First up, the strength of the relationships we have with our communities. Working with rather than for communities, our Vibrant Communities approach is all about empowerment, focusing on local strengths and talents, on early intervention and prevention and on supporting community led action. Every community has its hopes and dreams and nearly all of ours, have turned these into plans for the future. We have transferred over 50 assets to our local communities, many run their own services: they have been at the heart of our response. 

Next up, the strengths we have in our teams. A total coincidence but at the point of lockdown, we had just completed a council-wide engagement on the qualities and behaviours we value and promote and in the weeks to come, those FACE qualities – Flexible, Approachable, Caring and Empowered – would never be more evident, nor would they be more needed. 

And finally we benefited from the strength of our partnerships. You move at the speed of trust and we were able to move quickly, knowing that our partners were right beside us. 

So what has this meant for our communities? 

Food insecurity has been a major issue, reflecting the economic impact Covid 19 has had. Since Lockdown we have cooked over 250,000 meals for pick-up and delivery, we are supporting foodbanks and 12 community larders. 

We have recruited and supported 1,300 volunteers and they along with 100 community resilience groups, are helping to care for people in their community and keep them safe. This includes many of the 5,000 people who are shielding, many of whom we didn’t previously know about: now that we do, we’ll keep them close. 

As lockdown started many of our schools moved to provide childcare for key workers. Moving forward, we will want to build on this as we re-design our children’s services and develop schools as wellbeing hubs. 

We built a new telephony system for the council in 72 hours with call-handlers working from home. We re-designed business grants, paid them out quickly and talked to over 1,000 local companies who hadn’t applied to see how we could help. Together with partners, we brought together wellbeing messages and local supports, recognising the need for people to take care and to be kind to themselves. We rapidly redesigned our public protection services, building on our partnerships with the third sector, knowing that for some, home may not be a safe place. 

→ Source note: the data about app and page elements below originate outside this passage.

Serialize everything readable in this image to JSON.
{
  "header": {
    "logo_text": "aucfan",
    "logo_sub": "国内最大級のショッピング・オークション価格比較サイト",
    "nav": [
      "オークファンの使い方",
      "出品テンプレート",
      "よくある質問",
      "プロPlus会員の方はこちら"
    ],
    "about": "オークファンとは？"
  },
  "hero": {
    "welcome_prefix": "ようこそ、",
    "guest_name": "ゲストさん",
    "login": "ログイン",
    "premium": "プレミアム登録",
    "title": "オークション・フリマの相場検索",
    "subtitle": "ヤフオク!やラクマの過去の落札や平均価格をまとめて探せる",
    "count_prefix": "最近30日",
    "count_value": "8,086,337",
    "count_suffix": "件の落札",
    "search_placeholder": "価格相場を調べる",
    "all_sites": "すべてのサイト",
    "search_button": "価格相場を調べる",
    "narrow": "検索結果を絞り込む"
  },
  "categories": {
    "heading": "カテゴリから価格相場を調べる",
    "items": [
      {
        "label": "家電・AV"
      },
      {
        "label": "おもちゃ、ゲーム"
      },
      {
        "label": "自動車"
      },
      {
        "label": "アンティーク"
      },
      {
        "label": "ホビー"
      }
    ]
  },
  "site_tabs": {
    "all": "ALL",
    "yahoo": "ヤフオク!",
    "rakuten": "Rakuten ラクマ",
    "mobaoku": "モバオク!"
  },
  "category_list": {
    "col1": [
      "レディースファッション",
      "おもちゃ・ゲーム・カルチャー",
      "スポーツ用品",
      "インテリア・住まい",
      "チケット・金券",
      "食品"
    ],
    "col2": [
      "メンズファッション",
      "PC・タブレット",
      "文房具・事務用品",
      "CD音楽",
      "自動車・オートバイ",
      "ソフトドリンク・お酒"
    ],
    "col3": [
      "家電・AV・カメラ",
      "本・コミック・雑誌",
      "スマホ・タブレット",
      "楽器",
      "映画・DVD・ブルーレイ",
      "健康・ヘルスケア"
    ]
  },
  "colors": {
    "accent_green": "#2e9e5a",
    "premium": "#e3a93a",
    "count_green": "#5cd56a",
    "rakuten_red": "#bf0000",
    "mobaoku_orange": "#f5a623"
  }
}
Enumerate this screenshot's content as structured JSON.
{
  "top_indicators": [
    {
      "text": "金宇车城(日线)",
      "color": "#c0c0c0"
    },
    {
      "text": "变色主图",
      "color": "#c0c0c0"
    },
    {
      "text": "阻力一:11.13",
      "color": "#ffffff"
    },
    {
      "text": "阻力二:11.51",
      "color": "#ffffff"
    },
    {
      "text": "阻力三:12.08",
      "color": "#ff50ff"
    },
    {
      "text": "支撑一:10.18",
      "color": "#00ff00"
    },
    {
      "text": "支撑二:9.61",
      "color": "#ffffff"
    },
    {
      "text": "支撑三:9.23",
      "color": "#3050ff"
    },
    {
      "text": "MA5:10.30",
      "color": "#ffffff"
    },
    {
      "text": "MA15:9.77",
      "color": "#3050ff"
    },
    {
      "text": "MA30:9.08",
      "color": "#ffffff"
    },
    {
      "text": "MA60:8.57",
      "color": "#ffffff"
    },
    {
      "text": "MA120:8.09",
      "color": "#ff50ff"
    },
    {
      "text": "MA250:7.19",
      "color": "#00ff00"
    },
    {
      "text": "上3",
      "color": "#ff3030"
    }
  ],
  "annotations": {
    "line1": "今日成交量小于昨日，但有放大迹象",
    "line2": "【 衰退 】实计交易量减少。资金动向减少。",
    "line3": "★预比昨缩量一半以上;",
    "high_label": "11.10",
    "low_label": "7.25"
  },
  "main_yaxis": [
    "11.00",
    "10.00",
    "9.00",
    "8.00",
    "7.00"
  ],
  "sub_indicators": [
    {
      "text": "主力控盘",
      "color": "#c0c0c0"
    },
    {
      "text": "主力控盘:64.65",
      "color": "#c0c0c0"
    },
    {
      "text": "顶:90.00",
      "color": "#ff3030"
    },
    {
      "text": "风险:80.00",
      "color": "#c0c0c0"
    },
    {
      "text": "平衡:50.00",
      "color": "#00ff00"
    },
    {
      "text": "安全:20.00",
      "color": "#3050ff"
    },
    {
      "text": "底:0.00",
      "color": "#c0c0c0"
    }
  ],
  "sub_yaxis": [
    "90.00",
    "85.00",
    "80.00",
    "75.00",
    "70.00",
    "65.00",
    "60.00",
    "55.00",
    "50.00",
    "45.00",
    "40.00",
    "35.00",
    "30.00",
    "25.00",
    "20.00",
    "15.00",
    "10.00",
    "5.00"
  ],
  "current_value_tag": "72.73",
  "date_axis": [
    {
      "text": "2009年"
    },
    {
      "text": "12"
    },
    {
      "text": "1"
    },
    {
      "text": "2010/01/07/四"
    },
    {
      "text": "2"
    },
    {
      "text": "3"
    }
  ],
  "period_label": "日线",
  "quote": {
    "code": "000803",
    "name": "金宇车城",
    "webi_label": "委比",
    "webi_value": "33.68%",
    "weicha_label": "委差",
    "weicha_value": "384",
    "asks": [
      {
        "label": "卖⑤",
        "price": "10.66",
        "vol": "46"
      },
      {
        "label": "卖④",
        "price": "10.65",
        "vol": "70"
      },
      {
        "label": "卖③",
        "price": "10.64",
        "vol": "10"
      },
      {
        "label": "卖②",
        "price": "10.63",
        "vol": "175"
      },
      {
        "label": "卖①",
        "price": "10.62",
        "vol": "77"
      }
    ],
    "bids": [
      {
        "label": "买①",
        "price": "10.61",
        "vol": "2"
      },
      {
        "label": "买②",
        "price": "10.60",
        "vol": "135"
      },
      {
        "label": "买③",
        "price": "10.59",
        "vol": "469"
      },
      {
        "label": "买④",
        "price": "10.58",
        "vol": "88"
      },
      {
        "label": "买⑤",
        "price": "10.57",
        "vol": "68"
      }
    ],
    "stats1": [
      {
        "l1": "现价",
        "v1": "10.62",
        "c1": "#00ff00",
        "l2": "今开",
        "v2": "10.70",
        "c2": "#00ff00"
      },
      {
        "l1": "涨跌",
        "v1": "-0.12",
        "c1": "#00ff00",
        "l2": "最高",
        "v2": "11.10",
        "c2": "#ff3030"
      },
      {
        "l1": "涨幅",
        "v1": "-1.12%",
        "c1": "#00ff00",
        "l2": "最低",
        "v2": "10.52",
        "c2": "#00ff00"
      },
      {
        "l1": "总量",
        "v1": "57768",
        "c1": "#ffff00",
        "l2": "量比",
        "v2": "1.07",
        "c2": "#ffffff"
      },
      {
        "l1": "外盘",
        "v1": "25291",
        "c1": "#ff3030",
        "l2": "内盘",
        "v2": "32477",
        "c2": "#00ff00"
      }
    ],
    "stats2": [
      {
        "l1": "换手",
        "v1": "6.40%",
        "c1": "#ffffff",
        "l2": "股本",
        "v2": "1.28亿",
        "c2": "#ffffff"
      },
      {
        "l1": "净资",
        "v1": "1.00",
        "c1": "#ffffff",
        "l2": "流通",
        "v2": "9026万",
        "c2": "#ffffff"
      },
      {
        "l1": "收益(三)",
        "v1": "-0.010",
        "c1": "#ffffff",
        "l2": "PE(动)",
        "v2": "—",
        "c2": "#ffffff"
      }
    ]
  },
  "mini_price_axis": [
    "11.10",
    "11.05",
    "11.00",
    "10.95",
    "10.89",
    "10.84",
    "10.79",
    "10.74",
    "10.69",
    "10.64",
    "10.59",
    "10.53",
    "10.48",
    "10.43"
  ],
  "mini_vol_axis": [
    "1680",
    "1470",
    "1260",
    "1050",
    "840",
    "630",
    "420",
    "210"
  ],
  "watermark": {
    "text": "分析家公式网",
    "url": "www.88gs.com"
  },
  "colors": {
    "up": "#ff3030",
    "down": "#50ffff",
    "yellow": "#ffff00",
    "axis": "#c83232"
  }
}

Now as we start to move through the phases out of lockdown, we do so with care and caution, but also with a level of optimism around the route map through and out of the crisis.  

It now feels like all of us know someone who has died from Covid or of someone who has lost a loved one. This has impacted on all of our lives and we will need time to recover. Many will need the time and space to heal and we will want to help people do that and to have the opportunity to tell their stories. 

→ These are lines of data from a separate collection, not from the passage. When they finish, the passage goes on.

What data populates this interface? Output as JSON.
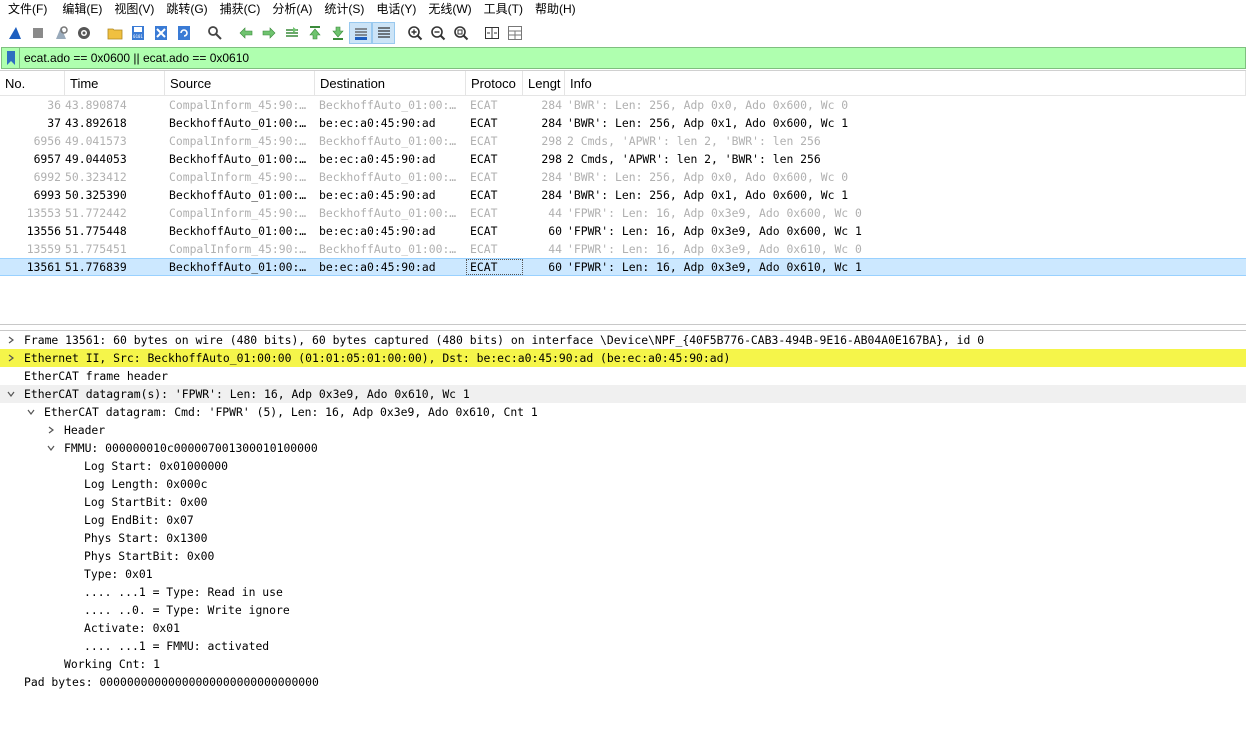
{
  "menu": [
    "文件(F)",
    "编辑(E)",
    "视图(V)",
    "跳转(G)",
    "捕获(C)",
    "分析(A)",
    "统计(S)",
    "电话(Y)",
    "无线(W)",
    "工具(T)",
    "帮助(H)"
  ],
  "toolbar": {
    "icons": [
      "shark-fin-start-icon",
      "stop-icon",
      "restart-icon",
      "options-gear-icon",
      "open-folder-icon",
      "save-file-icon",
      "close-file-icon",
      "reload-icon",
      "find-icon",
      "go-back-icon",
      "go-forward-icon",
      "go-to-packet-icon",
      "go-first-icon",
      "go-last-icon",
      "autoscroll-icon",
      "colorize-icon",
      "zoom-in-icon",
      "zoom-out-icon",
      "zoom-normal-icon",
      "resize-columns-icon",
      "layout-icon"
    ]
  },
  "filter": {
    "value": "ecat.ado == 0x0600 || ecat.ado == 0x0610"
  },
  "columns": [
    "No.",
    "Time",
    "Source",
    "Destination",
    "Protoco",
    "Lengt",
    "Info"
  ],
  "packets": [
    {
      "no": "36",
      "time": "43.890874",
      "src": "CompalInform_45:90:…",
      "dst": "BeckhoffAuto_01:00:…",
      "proto": "ECAT",
      "len": "284",
      "info": "'BWR': Len: 256, Adp 0x0, Ado 0x600, Wc 0",
      "dim": true
    },
    {
      "no": "37",
      "time": "43.892618",
      "src": "BeckhoffAuto_01:00:…",
      "dst": "be:ec:a0:45:90:ad",
      "proto": "ECAT",
      "len": "284",
      "info": "'BWR': Len: 256, Adp 0x1, Ado 0x600, Wc 1",
      "dim": false
    },
    {
      "no": "6956",
      "time": "49.041573",
      "src": "CompalInform_45:90:…",
      "dst": "BeckhoffAuto_01:00:…",
      "proto": "ECAT",
      "len": "298",
      "info": "2 Cmds, 'APWR': len 2, 'BWR': len 256",
      "dim": true
    },
    {
      "no": "6957",
      "time": "49.044053",
      "src": "BeckhoffAuto_01:00:…",
      "dst": "be:ec:a0:45:90:ad",
      "proto": "ECAT",
      "len": "298",
      "info": "2 Cmds, 'APWR': len 2, 'BWR': len 256",
      "dim": false
    },
    {
      "no": "6992",
      "time": "50.323412",
      "src": "CompalInform_45:90:…",
      "dst": "BeckhoffAuto_01:00:…",
      "proto": "ECAT",
      "len": "284",
      "info": "'BWR': Len: 256, Adp 0x0, Ado 0x600, Wc 0",
      "dim": true
    },
    {
      "no": "6993",
      "time": "50.325390",
      "src": "BeckhoffAuto_01:00:…",
      "dst": "be:ec:a0:45:90:ad",
      "proto": "ECAT",
      "len": "284",
      "info": "'BWR': Len: 256, Adp 0x1, Ado 0x600, Wc 1",
      "dim": false
    },
    {
      "no": "13553",
      "time": "51.772442",
      "src": "CompalInform_45:90:…",
      "dst": "BeckhoffAuto_01:00:…",
      "proto": "ECAT",
      "len": "44",
      "info": "'FPWR': Len: 16, Adp 0x3e9, Ado 0x600, Wc 0",
      "dim": true
    },
    {
      "no": "13556",
      "time": "51.775448",
      "src": "BeckhoffAuto_01:00:…",
      "dst": "be:ec:a0:45:90:ad",
      "proto": "ECAT",
      "len": "60",
      "info": "'FPWR': Len: 16, Adp 0x3e9, Ado 0x600, Wc 1",
      "dim": false
    },
    {
      "no": "13559",
      "time": "51.775451",
      "src": "CompalInform_45:90:…",
      "dst": "BeckhoffAuto_01:00:…",
      "proto": "ECAT",
      "len": "44",
      "info": "'FPWR': Len: 16, Adp 0x3e9, Ado 0x610, Wc 0",
      "dim": true
    },
    {
      "no": "13561",
      "time": "51.776839",
      "src": "BeckhoffAuto_01:00:…",
      "dst": "be:ec:a0:45:90:ad",
      "proto": "ECAT",
      "len": "60",
      "info": "'FPWR': Len: 16, Adp 0x3e9, Ado 0x610, Wc 1",
      "dim": false,
      "selected": true
    }
  ],
  "details": [
    {
      "level": 0,
      "arrow": "right",
      "text": "Frame 13561: 60 bytes on wire (480 bits), 60 bytes captured (480 bits) on interface \\Device\\NPF_{40F5B776-CAB3-494B-9E16-AB04A0E167BA}, id 0"
    },
    {
      "level": 0,
      "arrow": "right",
      "text": "Ethernet II, Src: BeckhoffAuto_01:00:00 (01:01:05:01:00:00), Dst: be:ec:a0:45:90:ad (be:ec:a0:45:90:ad)",
      "highlight": true
    },
    {
      "level": 0,
      "arrow": "none",
      "text": "EtherCAT frame header"
    },
    {
      "level": 0,
      "arrow": "down",
      "text": "EtherCAT datagram(s): 'FPWR': Len: 16, Adp 0x3e9, Ado 0x610, Wc 1",
      "selected": true
    },
    {
      "level": 1,
      "arrow": "down",
      "text": "EtherCAT datagram: Cmd: 'FPWR' (5), Len: 16, Adp 0x3e9, Ado 0x610, Cnt 1"
    },
    {
      "level": 2,
      "arrow": "right",
      "text": "Header"
    },
    {
      "level": 2,
      "arrow": "down",
      "text": "FMMU: 000000010c000007001300010100000"
    },
    {
      "level": 3,
      "arrow": "none",
      "text": "Log Start: 0x01000000"
    },
    {
      "level": 3,
      "arrow": "none",
      "text": "Log Length: 0x000c"
    },
    {
      "level": 3,
      "arrow": "none",
      "text": "Log StartBit: 0x00"
    },
    {
      "level": 3,
      "arrow": "none",
      "text": "Log EndBit: 0x07"
    },
    {
      "level": 3,
      "arrow": "none",
      "text": "Phys Start: 0x1300"
    },
    {
      "level": 3,
      "arrow": "none",
      "text": "Phys StartBit: 0x00"
    },
    {
      "level": 3,
      "arrow": "none",
      "text": "Type: 0x01"
    },
    {
      "level": 3,
      "arrow": "none",
      "text": ".... ...1 = Type: Read in use"
    },
    {
      "level": 3,
      "arrow": "none",
      "text": ".... ..0. = Type: Write ignore"
    },
    {
      "level": 3,
      "arrow": "none",
      "text": "Activate: 0x01"
    },
    {
      "level": 3,
      "arrow": "none",
      "text": ".... ...1 = FMMU: activated"
    },
    {
      "level": 2,
      "arrow": "none",
      "text": "Working Cnt: 1"
    },
    {
      "level": 0,
      "arrow": "none",
      "text": "Pad bytes: 00000000000000000000000000000000"
    }
  ]
}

But this is also a time for renewal. We have all had to re-assess what’s important to us and the services and support that are vital to our communities. We will want to hold onto and nurture the kindness and compassion we have seen and experienced. Equally we will want to invest in those services that are key to the social and economic health of our communities. 

In turn, that means we will need to stop doing the things that have not worked for us or those we no longer consider essential. And we need to do all of this whilst still living with Covid 19, for some time to come. These conversations have already started in East Ayrshire. 

So this is not a race back to normal. This is a time for change. Those we serve and those who serve us, all expect that. They should receive no less. 

Fiona Lees is chief executive of East Ayrshire Council